The Number Zero

This was me working in a claims call centre- the job that made me realize I should probably just stick with right-brained work.

In order for me to understand math, it has to be in the context of a story, preferrably with lots of emotion.  I'm right-brained, so when someone tells me a story where calculations and numbers are needed, but there's elation or heartbreak involved, I have a decent hope of understanding the math. 

That's why, when I first heard about the Enneagram- a personality typing system that ascribes a personality type to each of the numbers between 1 and 9, a spark of interest was lit.  Fours years after my workshop with him, I still remember a line our teacher said that has nipped at my heels this whole time, "When they discovered irrational numbers, there was an inherent horror in this idea that you could be stuck forever in a repeating decimal that never ended", the repeating decimal a metaphor for being stuck in one of the nine personality ruts.  It was an incredible fusion of left- and right-brained principles for me on a topic that meant so much.  So begins today my search for answers around this connection between math and the transformation of our souls.  And in order to understand irrational numbers, first we have to understand the importance of the discovery of zero.

Plimpton 322, the name of the Babylonian clay tablet discovered by George Plimpton in 1922.  One of the oldest and most recognized mathematical discoveries, it dates back to 1800 BC.  Image courtesy of isaw.nyu.edu. 
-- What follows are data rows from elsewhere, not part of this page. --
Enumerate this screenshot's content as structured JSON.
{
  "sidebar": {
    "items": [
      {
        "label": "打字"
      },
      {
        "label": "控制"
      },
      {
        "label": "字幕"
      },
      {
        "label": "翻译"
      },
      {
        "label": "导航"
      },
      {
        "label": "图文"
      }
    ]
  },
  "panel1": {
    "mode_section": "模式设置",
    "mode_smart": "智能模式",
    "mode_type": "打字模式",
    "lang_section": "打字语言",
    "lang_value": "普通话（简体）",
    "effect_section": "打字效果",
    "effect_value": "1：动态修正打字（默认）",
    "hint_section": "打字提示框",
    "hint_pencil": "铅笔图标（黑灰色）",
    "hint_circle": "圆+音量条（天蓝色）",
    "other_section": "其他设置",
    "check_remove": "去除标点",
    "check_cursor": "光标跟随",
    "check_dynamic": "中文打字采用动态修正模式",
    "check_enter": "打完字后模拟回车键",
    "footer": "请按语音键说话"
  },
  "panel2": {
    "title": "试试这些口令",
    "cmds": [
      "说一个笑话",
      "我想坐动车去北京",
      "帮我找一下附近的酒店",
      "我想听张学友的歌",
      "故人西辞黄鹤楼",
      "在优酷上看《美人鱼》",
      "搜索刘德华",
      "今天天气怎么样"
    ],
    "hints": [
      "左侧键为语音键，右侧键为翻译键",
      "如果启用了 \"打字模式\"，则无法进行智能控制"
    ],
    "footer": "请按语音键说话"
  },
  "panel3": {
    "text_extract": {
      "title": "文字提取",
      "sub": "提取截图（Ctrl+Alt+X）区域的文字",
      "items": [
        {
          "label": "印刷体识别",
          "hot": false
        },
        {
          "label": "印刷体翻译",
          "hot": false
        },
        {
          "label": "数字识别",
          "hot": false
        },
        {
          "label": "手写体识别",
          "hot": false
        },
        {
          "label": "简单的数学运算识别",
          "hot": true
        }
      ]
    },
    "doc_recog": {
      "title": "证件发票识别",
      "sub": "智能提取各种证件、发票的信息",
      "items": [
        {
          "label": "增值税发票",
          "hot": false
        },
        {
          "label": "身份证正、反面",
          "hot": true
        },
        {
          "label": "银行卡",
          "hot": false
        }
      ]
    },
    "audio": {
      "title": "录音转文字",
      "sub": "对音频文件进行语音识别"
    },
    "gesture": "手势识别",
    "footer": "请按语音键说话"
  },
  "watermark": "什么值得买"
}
It's wierd to think that the number 0 didn't always exist- that it had to be thought up by mathematicians in response to a problem they didn't really know how to define until hundreds of years after Christ.  It was the Indians who first solved the riddle in the context of the place-value system- before that, the Babylonians just left a space where the zero should be (Pickover, 80) and Egyptians used the symbol Nfr- the symbol for beauty and completeness- for zero (source).  But that was cuneiform and hieroglypic math respectively- the kind where you draw a line or symbol for one, and two lines or symbols for two, and so on. 
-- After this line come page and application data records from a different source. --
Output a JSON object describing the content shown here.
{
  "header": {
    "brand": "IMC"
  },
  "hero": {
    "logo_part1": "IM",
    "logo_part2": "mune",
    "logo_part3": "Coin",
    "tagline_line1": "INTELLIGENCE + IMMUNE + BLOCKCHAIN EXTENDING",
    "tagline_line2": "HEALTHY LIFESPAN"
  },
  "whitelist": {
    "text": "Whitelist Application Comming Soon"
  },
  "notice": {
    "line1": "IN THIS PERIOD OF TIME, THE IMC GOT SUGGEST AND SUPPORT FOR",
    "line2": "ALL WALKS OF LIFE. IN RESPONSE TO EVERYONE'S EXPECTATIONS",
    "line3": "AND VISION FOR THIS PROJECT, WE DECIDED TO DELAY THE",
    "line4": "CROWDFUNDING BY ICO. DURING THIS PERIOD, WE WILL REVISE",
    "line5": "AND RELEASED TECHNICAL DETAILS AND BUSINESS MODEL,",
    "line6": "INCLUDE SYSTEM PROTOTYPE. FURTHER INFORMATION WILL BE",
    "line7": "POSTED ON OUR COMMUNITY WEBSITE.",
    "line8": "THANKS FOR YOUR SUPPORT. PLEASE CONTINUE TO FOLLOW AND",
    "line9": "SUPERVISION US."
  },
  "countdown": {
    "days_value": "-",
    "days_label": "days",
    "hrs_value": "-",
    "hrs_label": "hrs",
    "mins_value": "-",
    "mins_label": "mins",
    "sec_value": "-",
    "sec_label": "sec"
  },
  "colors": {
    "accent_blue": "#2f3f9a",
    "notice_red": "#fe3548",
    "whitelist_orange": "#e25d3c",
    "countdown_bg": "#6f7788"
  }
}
The number system most cultures use today is a place-holder system called the decimal system with a base of ten and a 0 to distinguish the tenth place from the first, a Hindu invention that changed history forever. 
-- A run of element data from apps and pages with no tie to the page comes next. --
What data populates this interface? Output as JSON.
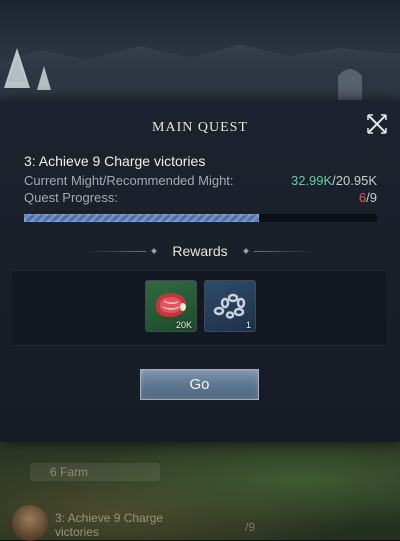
{
  "dialog": {
    "title": "MAIN QUEST",
    "quest_name": "3: Achieve 9 Charge victories",
    "might_label": "Current Might/Recommended Might:",
    "might_current": "32.99K",
    "might_separator": "/",
    "might_recommended": "20.95K",
    "progress_label": "Quest Progress:",
    "progress_current": "6",
    "progress_separator": "/",
    "progress_total": "9",
    "progress_fraction": 0.667,
    "rewards_label": "Rewards",
    "rewards": [
      {
        "icon": "meat-icon",
        "quantity": "20K"
      },
      {
        "icon": "chain-icon",
        "quantity": "1"
      }
    ],
    "go_label": "Go"
  },
  "background": {
    "farm_label": "6 Farm",
    "quest_text": "3: Achieve 9 Charge victories",
    "quest_progress": "/9"
  },
  "colors": {
    "might_current": "#5fd0a6",
    "progress_current": "#e0584e",
    "progress_fill": "#5a7db8"
  }
}
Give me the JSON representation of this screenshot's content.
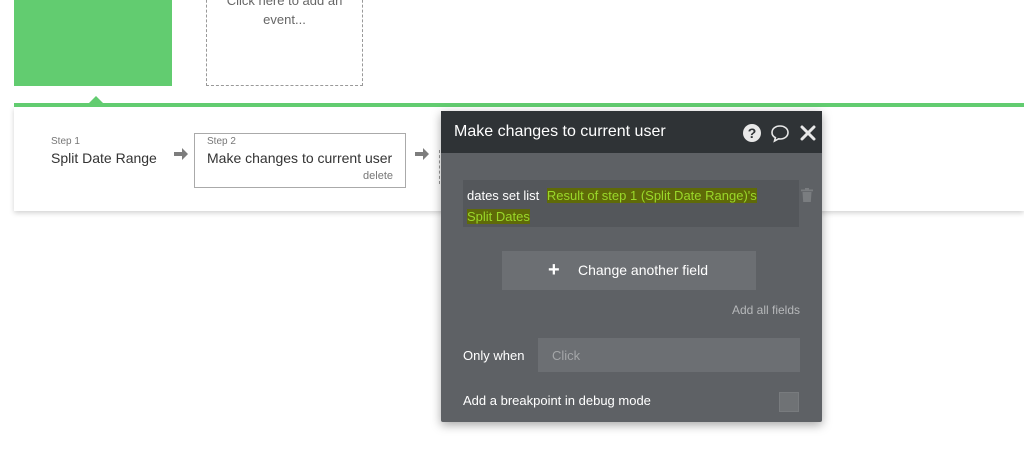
{
  "event_placeholder": {
    "line1": "Click here to add an",
    "line2": "event..."
  },
  "steps": [
    {
      "number": "Step 1",
      "title": "Split Date Range"
    },
    {
      "number": "Step 2",
      "title": "Make changes to current user",
      "delete_label": "delete"
    }
  ],
  "panel": {
    "title": "Make changes to current user",
    "icons": [
      "help-icon",
      "comment-icon",
      "close-icon"
    ],
    "field": {
      "label": "dates set list",
      "value_line1": "Result of step 1 (Split Date Range)'s",
      "value_line2": "Split Dates"
    },
    "change_another_field": "Change another field",
    "add_all_fields": "Add all fields",
    "only_when_label": "Only when",
    "only_when_placeholder": "Click",
    "breakpoint_label": "Add a breakpoint in debug mode"
  },
  "colors": {
    "green": "#62cc70",
    "panel_bg": "#5e6165",
    "panel_header": "#2f3336",
    "dynamic_value": "#9ad82a"
  }
}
The introduction of the zero into the decimal system ... was the most significant achievement in the development of a number system, in which calculation with large numbers became feasible.  Without the notion of zero, the ... modeling process in commerce, astronomy, physics, chemistry and industry would have been unthinkable.  The lack of such a symbol is one of the serious drawbacks in the Roman numeral system" (mathematician Hossein Arsham quoted in The Math Book by Clifford Pickover).

"Right in the center of this image the characters '270' stand out, surprisingly modern numerals etched in an ancient temple in Gwalior." Image and caption from smithsonianmag.com

The oldest undisputed documentation for the Indians' use of the 0 is in from a tablet in Gwalior, India, dated to 876 AD.  Their mathematicians used a small, raised circle to hold its place.  The Bakhshali manuscript, found around Pakistan in 1881 might be older than that, but nobody agrees on how old it is.  Mathematician Amir Aczel just came out with a book that describes his search for an even older zero, and he says he found it in Cambodia inscribed on a stone listed as K-127, which would date to 683 AD, about 200 years older than the Gwalior one. 

Fibonacci.  Illustration courtesy of www.storyofmathematics.com

Fibonacci.  Illustration courtesy of www.storyofmathematics.com

From India, the idea of the zero spread to the Persians, then to the Arabs who traded with India, then finally to Europe in the 12th century when the Moors conquered Spain.  It wasn't until Fibonacci, an Italian merchant and mathematician, translated the 9th century works of Mohammed Ibn Musa Al-Khowarizmi into Latin for other businessmen that Europe started to "see the light" and abandon its awkward Roman numeral system (source).  Slowly, over the next three hundred years, the use of the zero spread from its tight bankers' and mercantile circle outward to the common European, enabling Europe to shed the shackles of the Middle ages and enter the thriving Renaissance period.